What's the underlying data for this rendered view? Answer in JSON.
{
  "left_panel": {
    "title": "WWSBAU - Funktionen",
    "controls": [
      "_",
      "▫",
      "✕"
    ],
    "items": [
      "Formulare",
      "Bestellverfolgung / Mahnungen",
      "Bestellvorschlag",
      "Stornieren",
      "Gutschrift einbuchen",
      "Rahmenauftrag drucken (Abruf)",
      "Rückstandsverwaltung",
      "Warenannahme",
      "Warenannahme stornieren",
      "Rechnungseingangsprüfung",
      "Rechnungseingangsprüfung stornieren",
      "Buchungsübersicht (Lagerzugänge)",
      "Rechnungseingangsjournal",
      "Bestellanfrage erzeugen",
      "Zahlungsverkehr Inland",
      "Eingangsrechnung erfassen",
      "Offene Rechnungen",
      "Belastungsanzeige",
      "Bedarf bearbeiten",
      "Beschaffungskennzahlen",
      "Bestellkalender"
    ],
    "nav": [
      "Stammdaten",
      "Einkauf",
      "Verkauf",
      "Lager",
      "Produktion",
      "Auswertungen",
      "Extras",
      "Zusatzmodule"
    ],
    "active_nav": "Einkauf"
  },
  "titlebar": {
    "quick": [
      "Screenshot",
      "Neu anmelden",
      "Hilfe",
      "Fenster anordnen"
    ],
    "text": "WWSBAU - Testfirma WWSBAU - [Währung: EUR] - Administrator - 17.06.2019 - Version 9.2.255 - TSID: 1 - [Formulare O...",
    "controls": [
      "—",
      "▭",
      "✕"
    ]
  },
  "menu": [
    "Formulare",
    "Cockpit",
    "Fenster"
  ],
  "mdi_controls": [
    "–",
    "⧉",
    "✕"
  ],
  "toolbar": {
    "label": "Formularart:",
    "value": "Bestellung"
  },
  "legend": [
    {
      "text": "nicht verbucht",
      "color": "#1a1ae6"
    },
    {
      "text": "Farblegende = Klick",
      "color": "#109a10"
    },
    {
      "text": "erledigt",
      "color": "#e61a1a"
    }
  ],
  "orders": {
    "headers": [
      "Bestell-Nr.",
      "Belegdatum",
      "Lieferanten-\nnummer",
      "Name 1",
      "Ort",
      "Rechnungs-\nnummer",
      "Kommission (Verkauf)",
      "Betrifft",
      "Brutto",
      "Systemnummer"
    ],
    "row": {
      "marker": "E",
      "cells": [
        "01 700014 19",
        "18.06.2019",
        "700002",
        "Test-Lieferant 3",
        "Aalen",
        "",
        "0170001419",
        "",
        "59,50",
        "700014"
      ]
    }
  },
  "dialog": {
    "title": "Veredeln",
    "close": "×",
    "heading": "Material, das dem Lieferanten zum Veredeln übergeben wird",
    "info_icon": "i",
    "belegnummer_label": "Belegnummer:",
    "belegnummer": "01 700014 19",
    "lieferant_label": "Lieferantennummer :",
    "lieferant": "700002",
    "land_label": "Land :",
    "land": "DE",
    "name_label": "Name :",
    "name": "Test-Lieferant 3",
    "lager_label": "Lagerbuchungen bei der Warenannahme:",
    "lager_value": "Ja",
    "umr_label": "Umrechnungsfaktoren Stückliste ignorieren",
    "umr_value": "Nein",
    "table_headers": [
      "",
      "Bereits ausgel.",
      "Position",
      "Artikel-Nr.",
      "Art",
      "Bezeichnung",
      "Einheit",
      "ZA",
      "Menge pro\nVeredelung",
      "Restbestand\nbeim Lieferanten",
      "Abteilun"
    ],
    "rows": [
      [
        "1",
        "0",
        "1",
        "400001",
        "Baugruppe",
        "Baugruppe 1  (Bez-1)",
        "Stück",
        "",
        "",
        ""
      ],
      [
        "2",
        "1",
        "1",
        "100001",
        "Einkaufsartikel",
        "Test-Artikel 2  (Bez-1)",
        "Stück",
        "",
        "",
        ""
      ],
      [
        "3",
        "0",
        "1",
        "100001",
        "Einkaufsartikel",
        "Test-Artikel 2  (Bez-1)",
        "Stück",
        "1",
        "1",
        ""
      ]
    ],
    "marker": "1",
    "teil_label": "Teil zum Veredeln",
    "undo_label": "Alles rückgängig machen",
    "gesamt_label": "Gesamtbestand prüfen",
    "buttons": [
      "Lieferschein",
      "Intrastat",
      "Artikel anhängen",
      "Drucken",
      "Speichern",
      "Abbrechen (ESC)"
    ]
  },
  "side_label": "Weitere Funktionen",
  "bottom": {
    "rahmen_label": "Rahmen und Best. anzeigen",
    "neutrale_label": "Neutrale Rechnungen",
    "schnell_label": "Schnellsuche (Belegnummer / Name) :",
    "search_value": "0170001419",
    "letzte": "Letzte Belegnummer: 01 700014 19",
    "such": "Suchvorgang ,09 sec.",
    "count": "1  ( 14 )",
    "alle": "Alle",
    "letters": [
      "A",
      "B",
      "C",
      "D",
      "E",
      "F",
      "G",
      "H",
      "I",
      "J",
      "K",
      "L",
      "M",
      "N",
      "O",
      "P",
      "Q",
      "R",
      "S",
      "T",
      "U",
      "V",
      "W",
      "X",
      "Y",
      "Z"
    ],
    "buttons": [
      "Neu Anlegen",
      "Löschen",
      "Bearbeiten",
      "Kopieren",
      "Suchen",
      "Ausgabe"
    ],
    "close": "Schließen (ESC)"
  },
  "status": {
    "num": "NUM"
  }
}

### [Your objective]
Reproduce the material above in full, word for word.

### [Solution to this task]
What's the underlying data for this rendered view? Answer in JSON.
{
  "left_panel": {
    "title": "WWSBAU - Funktionen",
    "controls": [
      "_",
      "▫",
      "✕"
    ],
    "items": [
      "Formulare",
      "Bestellverfolgung / Mahnungen",
      "Bestellvorschlag",
      "Stornieren",
      "Gutschrift einbuchen",
      "Rahmenauftrag drucken (Abruf)",
      "Rückstandsverwaltung",
      "Warenannahme",
      "Warenannahme stornieren",
      "Rechnungseingangsprüfung",
      "Rechnungseingangsprüfung stornieren",
      "Buchungsübersicht (Lagerzugänge)",
      "Rechnungseingangsjournal",
      "Bestellanfrage erzeugen",
      "Zahlungsverkehr Inland",
      "Eingangsrechnung erfassen",
      "Offene Rechnungen",
      "Belastungsanzeige",
      "Bedarf bearbeiten",
      "Beschaffungskennzahlen",
      "Bestellkalender"
    ],
    "nav": [
      "Stammdaten",
      "Einkauf",
      "Verkauf",
      "Lager",
      "Produktion",
      "Auswertungen",
      "Extras",
      "Zusatzmodule"
    ],
    "active_nav": "Einkauf"
  },
  "titlebar": {
    "quick": [
      "Screenshot",
      "Neu anmelden",
      "Hilfe",
      "Fenster anordnen"
    ],
    "text": "WWSBAU - Testfirma WWSBAU - [Währung: EUR] - Administrator - 17.06.2019 - Version 9.2.255 - TSID: 1 - [Formulare O...",
    "controls": [
      "—",
      "▭",
      "✕"
    ]
  },
  "menu": [
    "Formulare",
    "Cockpit",
    "Fenster"
  ],
  "mdi_controls": [
    "–",
    "⧉",
    "✕"
  ],
  "toolbar": {
    "label": "Formularart:",
    "value": "Bestellung"
  },
  "legend": [
    {
      "text": "nicht verbucht",
      "color": "#1a1ae6"
    },
    {
      "text": "Farblegende = Klick",
      "color": "#109a10"
    },
    {
      "text": "erledigt",
      "color": "#e61a1a"
    }
  ],
  "orders": {
    "headers": [
      "Bestell-Nr.",
      "Belegdatum",
      "Lieferanten-\nnummer",
      "Name 1",
      "Ort",
      "Rechnungs-\nnummer",
      "Kommission (Verkauf)",
      "Betrifft",
      "Brutto",
      "Systemnummer"
    ],
    "row": {
      "marker": "E",
      "cells": [
        "01 700014 19",
        "18.06.2019",
        "700002",
        "Test-Lieferant 3",
        "Aalen",
        "",
        "0170001419",
        "",
        "59,50",
        "700014"
      ]
    }
  },
  "dialog": {
    "title": "Veredeln",
    "close": "×",
    "heading": "Material, das dem Lieferanten zum Veredeln übergeben wird",
    "info_icon": "i",
    "belegnummer_label": "Belegnummer:",
    "belegnummer": "01 700014 19",
    "lieferant_label": "Lieferantennummer :",
    "lieferant": "700002",
    "land_label": "Land :",
    "land": "DE",
    "name_label": "Name :",
    "name": "Test-Lieferant 3",
    "lager_label": "Lagerbuchungen bei der Warenannahme:",
    "lager_value": "Ja",
    "umr_label": "Umrechnungsfaktoren Stückliste ignorieren",
    "umr_value": "Nein",
    "table_headers": [
      "",
      "Bereits ausgel.",
      "Position",
      "Artikel-Nr.",
      "Art",
      "Bezeichnung",
      "Einheit",
      "ZA",
      "Menge pro\nVeredelung",
      "Restbestand\nbeim Lieferanten",
      "Abteilun"
    ],
    "rows": [
      [
        "1",
        "0",
        "1",
        "400001",
        "Baugruppe",
        "Baugruppe 1  (Bez-1)",
        "Stück",
        "",
        "",
        ""
      ],
      [
        "2",
        "1",
        "1",
        "100001",
        "Einkaufsartikel",
        "Test-Artikel 2  (Bez-1)",
        "Stück",
        "",
        "",
        ""
      ],
      [
        "3",
        "0",
        "1",
        "100001",
        "Einkaufsartikel",
        "Test-Artikel 2  (Bez-1)",
        "Stück",
        "1",
        "1",
        ""
      ]
    ],
    "marker": "1",
    "teil_label": "Teil zum Veredeln",
    "undo_label": "Alles rückgängig machen",
    "gesamt_label": "Gesamtbestand prüfen",
    "buttons": [
      "Lieferschein",
      "Intrastat",
      "Artikel anhängen",
      "Drucken",
      "Speichern",
      "Abbrechen (ESC)"
    ]
  },
  "side_label": "Weitere Funktionen",
  "bottom": {
    "rahmen_label": "Rahmen und Best. anzeigen",
    "neutrale_label": "Neutrale Rechnungen",
    "schnell_label": "Schnellsuche (Belegnummer / Name) :",
    "search_value": "0170001419",
    "letzte": "Letzte Belegnummer: 01 700014 19",
    "such": "Suchvorgang ,09 sec.",
    "count": "1  ( 14 )",
    "alle": "Alle",
    "letters": [
      "A",
      "B",
      "C",
      "D",
      "E",
      "F",
      "G",
      "H",
      "I",
      "J",
      "K",
      "L",
      "M",
      "N",
      "O",
      "P",
      "Q",
      "R",
      "S",
      "T",
      "U",
      "V",
      "W",
      "X",
      "Y",
      "Z"
    ],
    "buttons": [
      "Neu Anlegen",
      "Löschen",
      "Bearbeiten",
      "Kopieren",
      "Suchen",
      "Ausgabe"
    ],
    "close": "Schließen (ESC)"
  },
  "status": {
    "num": "NUM"
  }
}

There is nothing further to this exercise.